In response to a growing perception that America's youth lack the necessary values to grow and develop into adulthood in a socially healthy manner, character education has emerged as a rapidly growing proactive approach that serves to develop good character among young people. The authors examine several of the virtues thought to underlie good character from Character Counts!, a popular character education program, and emphasize the cultural complexities involved when promoting character education in a pluralistic society. 2012 APA, all rights (...) reserved). (shrink)
Suggests that acknowledging that social inquiry may be indelibly linked to ethical reflection raises difficult questions . There seem to be a few fundamental metatheoretical options available, each presuming some ontology of human existence and colored by at least a few basic moral or spiritual commitments. The options are briefly sketched, and their virtues and blind spots highlighted. The options include mainstream social science, "descriptivisms," liberal individualism, existential freedom, and contemporary hermeneutics. It is suggested that a hermeneutic view of social (...) theory as practice offers an alternative to both explanatory and constructionist accounts. 2012 APA, all rights reserved). (shrink)

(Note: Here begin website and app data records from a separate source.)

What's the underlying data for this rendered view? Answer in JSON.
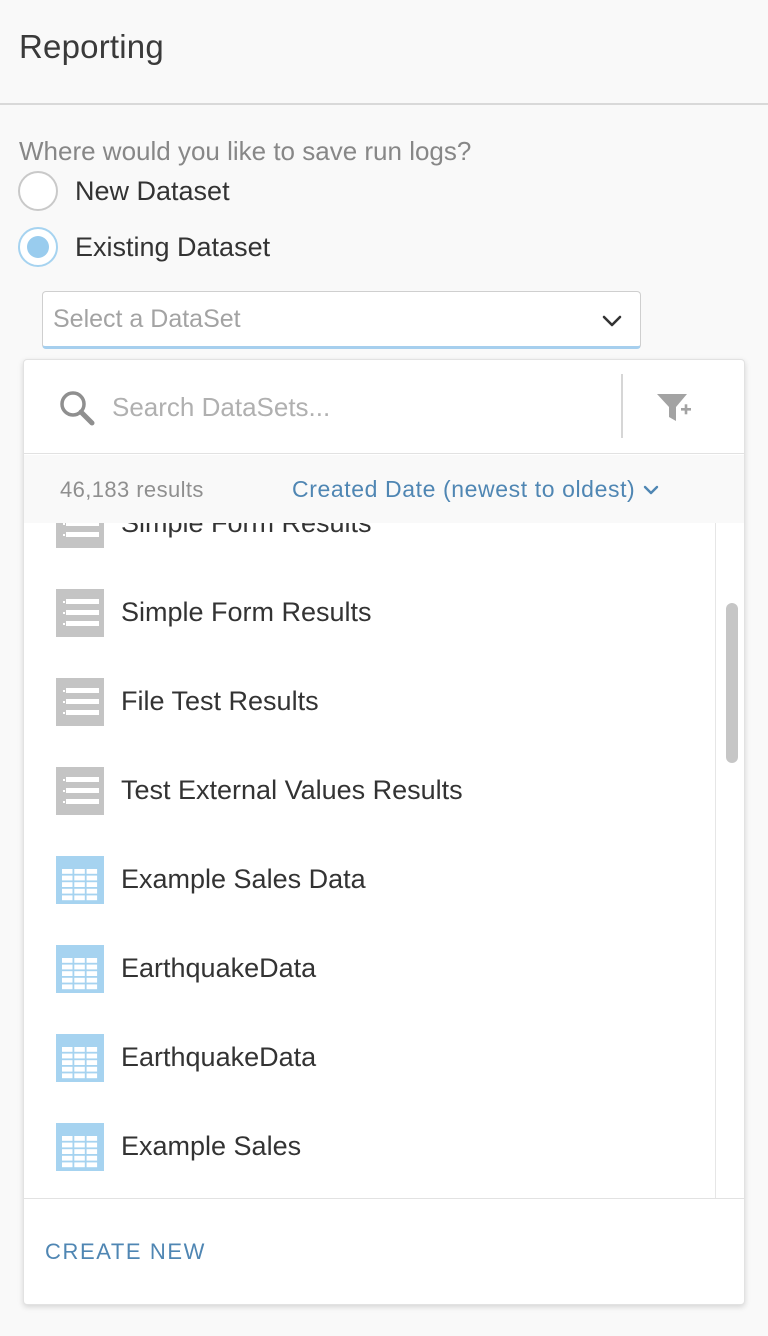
{
  "header": {
    "title": "Reporting"
  },
  "form": {
    "question": "Where would you like to save run logs?",
    "options": [
      {
        "label": "New Dataset",
        "checked": false
      },
      {
        "label": "Existing Dataset",
        "checked": true
      }
    ],
    "select": {
      "placeholder": "Select a DataSet",
      "icon": "chevron-down-icon"
    }
  },
  "dropdown": {
    "search": {
      "placeholder": "Search DataSets...",
      "value": ""
    },
    "results_count": "46,183 results",
    "sort_label": "Created Date (newest to oldest)",
    "items": [
      {
        "label": "Simple Form Results",
        "icon": "form-dataset-icon"
      },
      {
        "label": "Simple Form Results",
        "icon": "form-dataset-icon"
      },
      {
        "label": "File Test Results",
        "icon": "form-dataset-icon"
      },
      {
        "label": "Test External Values Results",
        "icon": "form-dataset-icon"
      },
      {
        "label": "Example Sales Data",
        "icon": "table-dataset-icon"
      },
      {
        "label": "EarthquakeData",
        "icon": "table-dataset-icon"
      },
      {
        "label": "EarthquakeData",
        "icon": "table-dataset-icon"
      },
      {
        "label": "Example Sales",
        "icon": "table-dataset-icon"
      }
    ],
    "create_new": "CREATE NEW"
  },
  "colors": {
    "accent": "#4f86b3",
    "radio_selected": "#99ccee",
    "table_icon": "#a6d3f0",
    "form_icon": "#c4c4c4"
  }
}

This article draws on hermeneutics and interactivism to challenge the prevailing dichotomization of culture/self and fact/value by proposing a theoretical perspective that culture provides a moral framework in which people are embedded and that cultural values and assumptions are distributed across different levels of knowing. I then address the problems of relativism raised by the claim that cultures are different moral topographies, and consider how hermeneutic dialogue is a way of working towards "truth without certainty." I conclude by suggesting that (...) mindfulness and contemplative practices offer tangible ways of fostering the openness required for hermeneutic dialogue and cultural learning. 2012 APA, all rights reserved). (shrink)

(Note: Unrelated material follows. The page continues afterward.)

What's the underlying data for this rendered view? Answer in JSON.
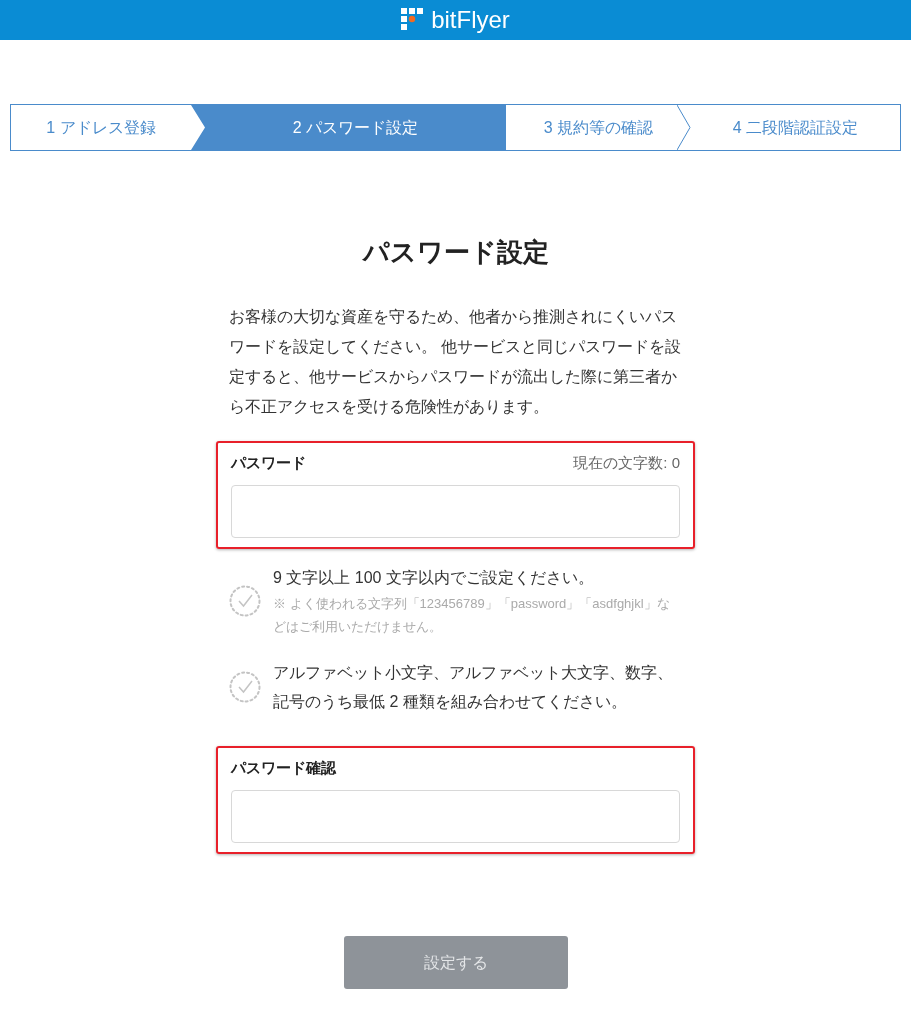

This special double issue was borne out of a desire to bring together examples of current approaches to cultural theorizing in the field of psychology. These articles represent different ontological and epistemological positions from which one can consider the integration of culture and psychology. We see the first three articles as attempting to deepen our understanding of culture with conceptual framing and philosophical grounding that articulate the relationship of the cultural and the personal. These articles are committed to moving beyond (...) subject-object dualism towards a non-dualistic ontology. A second set of articles honors the existing work in the scientific tradition while proposing to bridge it with the interpretive approaches, creating metatheories as a result, and calling for methodological pluralism. One theme common to these articles is that bringing culture into psychology requires not only a broadening of theoretical perspectives, but also a greater inclusiveness in our epistemological and methodological commitments. Though we have tried to be inclusive, this present collection of articles is far from comprehensive in terms of the range of possible theoretical perspectives on culture. We invite future authors to turn the critical cultural lens on the theoretical efforts featured in this special issue, and to present other approaches that are not represented here. 2012 APA, all rights reserved). (shrink)

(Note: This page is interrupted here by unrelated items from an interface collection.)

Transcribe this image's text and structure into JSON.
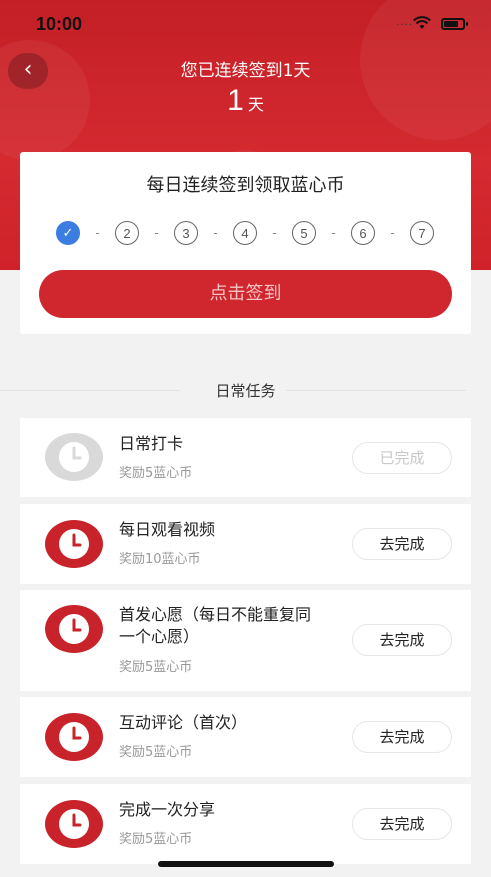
{
  "status_bar": {
    "time": "10:00",
    "signal": "...."
  },
  "header": {
    "title": "您已连续签到1天",
    "days_number": "1",
    "days_unit": "天",
    "back_icon": "‹"
  },
  "sign_card": {
    "title": "每日连续签到领取蓝心币",
    "steps": [
      {
        "label": "✓",
        "done": true
      },
      {
        "label": "2",
        "done": false
      },
      {
        "label": "3",
        "done": false
      },
      {
        "label": "4",
        "done": false
      },
      {
        "label": "5",
        "done": false
      },
      {
        "label": "6",
        "done": false
      },
      {
        "label": "7",
        "done": false
      }
    ],
    "button_label": "点击签到"
  },
  "section": {
    "title": "日常任务"
  },
  "tasks": [
    {
      "name": "日常打卡",
      "reward": "奖励5蓝心币",
      "button": "已完成",
      "completed": true,
      "icon": "clock-icon"
    },
    {
      "name": "每日观看视频",
      "reward": "奖励10蓝心币",
      "button": "去完成",
      "completed": false,
      "icon": "clock-icon"
    },
    {
      "name": "首发心愿（每日不能重复同一个心愿）",
      "name_line1": "首发心愿（每日不能重复同",
      "name_line2": "一个心愿）",
      "reward": "奖励5蓝心币",
      "button": "去完成",
      "completed": false,
      "icon": "clock-icon"
    },
    {
      "name": "互动评论（首次）",
      "reward": "奖励5蓝心币",
      "button": "去完成",
      "completed": false,
      "icon": "clock-icon"
    },
    {
      "name": "完成一次分享",
      "reward": "奖励5蓝心币",
      "button": "去完成",
      "completed": false,
      "icon": "clock-icon"
    }
  ],
  "colors": {
    "brand_red": "#d0262d",
    "check_blue": "#3b7de0",
    "done_gray": "#d6d6d6"
  }
}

Both the comic book series and TV show force us to confront our most cherished values and ask: would we still be able to hold onto these things in such a world? What are we allowed to do? What aren't we? Are there any boundaries left?
Our use of ‘I’, or something like it, is implicated in our self-regarding emotions, in the concern to survive, and so seems basic to ordinary human life. But why does that pattern of use require a referring term? Don't Lichtenberg's formulations show how we could have our ordinary pattern of use here without the first person? I argue that what explains our compulsion to regard the first person as a referring term is our ordinary causal thinking, which requires us to (...) find a persisting object as the mechanism that underpins the causal structure we naturally ascribe to the self. I thus argue against Peacocke's picture (2012), on which it's the cogito that explains one's knowledge of one's own existence. (shrink)